The Reality of Rhetoric: Reflections on a LGBT Milestone
Although originally written in response to a prior event in the national spotlight and debate on homosexuality, this article seems apropos to share in light of the US Supreme Courts decision on the Defense of Marriage Act on Wednesday.
In light of the On May 19, a member of the Biola Underground (an online forum for self-professed individuals of LGBT orientation who campaign against Biola University’s position on Scripture and homosexuality) submitted an “open letter” to Biola’s faculty and leadership. This letter reflects back on a video recording of a panel interview seminar where Biblical Studies Professor Erik Thoennes describes the protection and privilege that homosexuality nurtures in the currents of our culture. The letter seeks to carefully craft a portrayal of Dr. Thoennes as an oppressive and violent abuser of the LGBT community. Since then, several responses have appeared, both from those with ties to Biola University and from the organizations that have marshaled the campaign against the university.
At this point, I’m about a month late in coming to the table (and in the blogosphere, that’s pretty much missing the entire event). But there are times when holding one’s tongue for a time might not only give oneself the appearance of wisdom, but also give him a thought worth sharing.
What I, and I’m sure many a reader, couldn’t help but observe is the difference in rhetoric employed by each party. If remember back to your old English classes, you probably remember the three modes of persuasion: logic (use of a logical appeal, or a simulation of it), ethos (an appeal to character or authority on the matter), and pathos (an appeal to the audience’s emotions). From the days of Aristotle until today, these three modes still describe the primary means by which one can persuade another to a particular belief or action.
For the last year, much of my studies have dabbled in the field of socio-rhetorical criticism, a popular (although quickly saturating) discussion in the biblical studies arena. This study seeks to understand how the cultural contexts, and the widely recognized rhetorical conventions that operate within it, should affect a reader’s understanding of the New Testament documents, if we are trying to read them as a first-century reader would understand them. What I find interesting is that these modes still encompass all forms of persuasion today. With each passing day, I am more and more convinced that for every believer who feels the conviction to evangelize to the LGBT community and lovingly pastor those with same-sex attraction, a study of the rhetoric is essential for being effectively conversant with the LGBT community.

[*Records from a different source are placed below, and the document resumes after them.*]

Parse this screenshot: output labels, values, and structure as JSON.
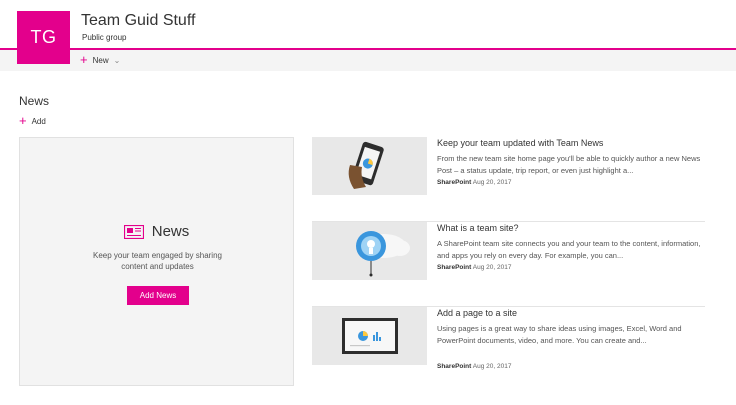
{
  "site": {
    "logo_initials": "TG",
    "title": "Team Guid Stuff",
    "subtitle": "Public group",
    "accent_color": "#e3008c"
  },
  "command_bar": {
    "new_label": "New"
  },
  "news": {
    "heading": "News",
    "add_label": "Add",
    "hero": {
      "icon": "news-icon",
      "title": "News",
      "description": "Keep your team engaged by sharing content and updates",
      "button_label": "Add News"
    },
    "items": [
      {
        "title": "Keep your team updated with Team News",
        "description": "From the new team site home page you'll be able to quickly author a new News Post – a status update, trip report, or even just highlight a...",
        "author": "SharePoint",
        "date": "Aug 20, 2017",
        "thumbnail": "phone-chart-illustration"
      },
      {
        "title": "What is a team site?",
        "description": "A SharePoint team site connects you and your team to the content, information, and apps you rely on every day. For example, you can...",
        "author": "SharePoint",
        "date": "Aug 20, 2017",
        "thumbnail": "lightbulb-cloud-illustration"
      },
      {
        "title": "Add a page to a site",
        "description": "Using pages is a great way to share ideas using images, Excel, Word and PowerPoint documents, video, and more. You can create and...",
        "author": "SharePoint",
        "date": "Aug 20, 2017",
        "thumbnail": "monitor-chart-illustration"
      }
    ]
  }
}
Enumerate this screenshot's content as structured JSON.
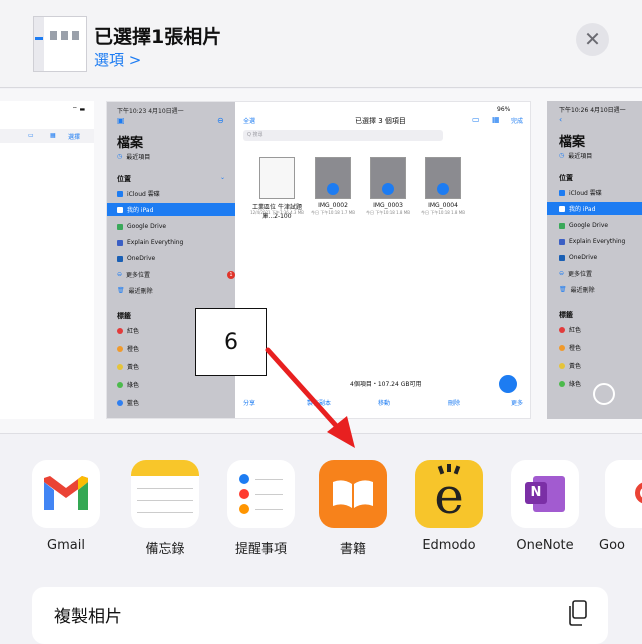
{
  "header": {
    "title": "已選擇1張相片",
    "options_link": "選項 >",
    "close_glyph": "✕"
  },
  "preview": {
    "main": {
      "time": "下午10:23  4月10日週一",
      "battery": "96%",
      "sidebar_title": "檔案",
      "recent": "最近項目",
      "locations_header": "位置",
      "locations": [
        "iCloud 雲碟",
        "我的 iPad",
        "Google Drive",
        "Explain Everything",
        "OneDrive",
        "更多位置",
        "最近刪除"
      ],
      "more_badge": "1",
      "tags_header": "標籤",
      "tags": [
        "紅色",
        "橙色",
        "黃色",
        "綠色",
        "藍色"
      ],
      "tag_colors": [
        "#e23b3b",
        "#f09a2c",
        "#e5c43a",
        "#4cba4c",
        "#2f7ff0"
      ],
      "select_all": "全選",
      "toolbar_title": "已選擇 3 個項目",
      "done": "完成",
      "search_placeholder": "Q 搜尋",
      "files": [
        {
          "name": "工業區位 牛津試題庫...2-100",
          "meta": "12/4/2021 下午7:36 4.3 MB"
        },
        {
          "name": "IMG_0002",
          "meta": "今日 下午10:18 1.7 MB"
        },
        {
          "name": "IMG_0003",
          "meta": "今日 下午10:18 1.8 MB"
        },
        {
          "name": "IMG_0004",
          "meta": "今日 下午10:18 1.8 MB"
        }
      ],
      "status": "4個項目・107.24 GB可用",
      "bottom_actions": [
        "分享",
        "製作副本",
        "移動",
        "刪除",
        "更多"
      ]
    },
    "left_partial": {
      "edit": "選擇"
    },
    "right_partial": {
      "time": "下午10:26  4月10日週一",
      "sidebar_title": "檔案",
      "recent": "最近項目",
      "locations_header": "位置",
      "locations": [
        "iCloud 雲碟",
        "我的 iPad",
        "Google Drive",
        "Explain Everything",
        "OneDrive",
        "更多位置",
        "最近刪除"
      ],
      "tags_header": "標籤",
      "tags": [
        "紅色",
        "橙色",
        "黃色",
        "綠色"
      ]
    }
  },
  "annotation": {
    "callout_number": "6"
  },
  "apps": [
    {
      "label": "Gmail",
      "icon": "gmail-icon"
    },
    {
      "label": "備忘錄",
      "icon": "notes-icon"
    },
    {
      "label": "提醒事項",
      "icon": "reminders-icon"
    },
    {
      "label": "書籍",
      "icon": "books-icon"
    },
    {
      "label": "Edmodo",
      "icon": "edmodo-icon"
    },
    {
      "label": "OneNote",
      "icon": "onenote-icon"
    },
    {
      "label": "Goo",
      "icon": "google-icon"
    }
  ],
  "actions": {
    "copy_photo": "複製相片",
    "copy_icon": "copy-icon"
  },
  "colors": {
    "accent": "#1d7cf2",
    "annotation_arrow": "#e82020",
    "books_orange": "#f7821b",
    "edmodo_yellow": "#f7c52b",
    "onenote_purple": "#7b2fa6"
  }
}
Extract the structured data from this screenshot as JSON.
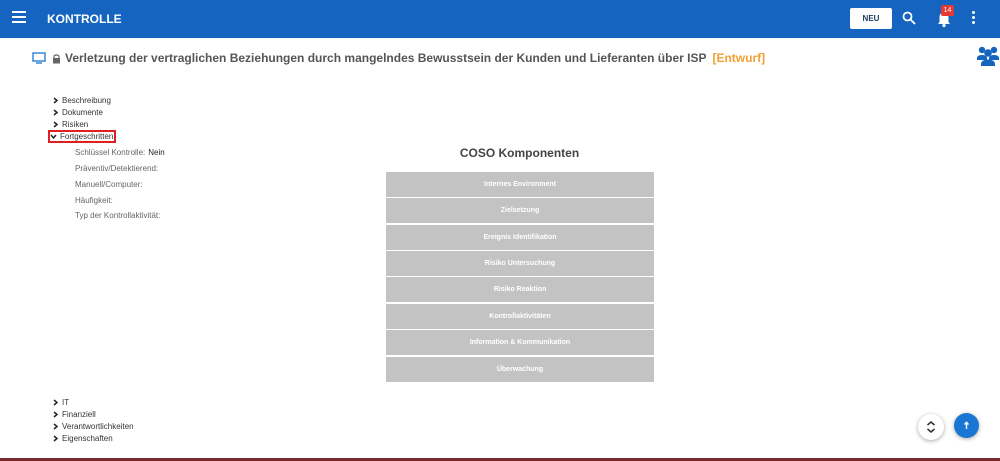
{
  "appbar": {
    "title": "KONTROLLE",
    "new_label": "NEU",
    "notification_count": "14",
    "menu_icon": "hamburger-icon",
    "search_icon": "search-icon",
    "bell_icon": "bell-icon",
    "more_icon": "more-vertical-icon"
  },
  "page": {
    "title": "Verletzung der vertraglichen Beziehungen durch mangelndes Bewusstsein der Kunden und Lieferanten über ISP",
    "status": "[Entwurf]"
  },
  "sections_top": [
    {
      "label": "Beschreibung",
      "expanded": false
    },
    {
      "label": "Dokumente",
      "expanded": false
    },
    {
      "label": "Risiken",
      "expanded": false
    },
    {
      "label": "Fortgeschritten",
      "expanded": true
    }
  ],
  "fields": [
    {
      "label": "Schlüssel Kontrolle:",
      "value": "Nein"
    },
    {
      "label": "Präventiv/Detektierend:",
      "value": ""
    },
    {
      "label": "Manuell/Computer:",
      "value": ""
    },
    {
      "label": "Häufigkeit:",
      "value": ""
    },
    {
      "label": "Typ der Kontrollaktivität:",
      "value": ""
    }
  ],
  "coso": {
    "title": "COSO Komponenten",
    "components": [
      "Internes Environment",
      "Zielsetzung",
      "Ereignis Identifikation",
      "Risiko Untersuchung",
      "Risiko Reaktion",
      "Kontrollaktivitäten",
      "Information & Kommunikation",
      "Überwachung"
    ]
  },
  "sections_bottom": [
    {
      "label": "IT",
      "expanded": false
    },
    {
      "label": "Finanziell",
      "expanded": false
    },
    {
      "label": "Verantwortlichkeiten",
      "expanded": false
    },
    {
      "label": "Eigenschaften",
      "expanded": false
    }
  ],
  "colors": {
    "appbar": "#1565c0",
    "status": "#f0a030",
    "coso_button": "#c3c3c3",
    "highlight": "#e02020"
  }
}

In most blogs, debates, books and other discussions, many who defend a biblical perspective on homosexuality communicate almost exclusively by means of logic. Bible verses are listed, cultural background, grammatical exegesis, and other proofs are presented, and syllogisms are stated, all with the aim of persuading the audience to accept this message.
What seems to be missed is that most of the LGBT movement is driven on arguments of pathos, rather than logos. The arguments are not exegetical, nor primarily rational. Instead, stories, narrative and testimonies are used to elicit emotional responses, to finger across heartstrings, and to drive people toward a position of LGBT sympathy—circumventing the engagement of the mind.
What I fear is, as long as the church at large doesn’t realize this, the steeper the uphill battle will be in articulating and defending the position of the Scriptures. Because what the homosexual community realizes is that today’s (and increasingly tomorrow’s) generations are far less persuaded by reason than they are by emotions. “Because I feel like it” and “because it feels right” are arguments that carry cultural validity not only in school sandboxes and playgrounds, but also in universities, workplaces and national media. A story of oppression, pain and suffering has far more persuasive power than a statistic or a syllogism in today’s younger generation. Poets through the centuries have praised and warned of the power that emotions play over the person. And today, perhaps more than ever, emotions seem to play a lopsided role in influencing the decisions of many.
Does this mean that in the 21st century the Christian apologist and the use of logic is dead? Not at all. Is this a plea to make truth ambiguous, or to cheapen or “soften the blow” that truth brings against falsehood? No, not this either. A rebalancing of one’s rhetoric does not really speak at all to changing the veracity of the church’s position, or to compromise the need for boldness in speaking the truth in love. The call for such a recalibration seeks simply to illustrate this: that if trust and persuasion is to take root and ultimately transform those being shaped by the trends of popular society, the church must learn to speak and explain biblical truth through emotional methods. If the church is to be “in it to win it” with regards to the homosexuality debate, and winning is defined as making new disciples versus winning arguments, the church must learn to become more fluent in the rhetorical language that the people of our age respond to the most.
Of course, logic and ethos must always be employed. But, the church should not feel that use of pathos is dishonest or deceptive. Deception is at play only when the position pathos argue for doesn’t happen to be the truth.
Thus, whenever a conversation seems to make little progress, or seems to “talk past” the other party, perhaps a shift in rhetoric will open the gate for conviction and truth shine in, and in a way that this light could never before permeate the shutters of the 21st century heart.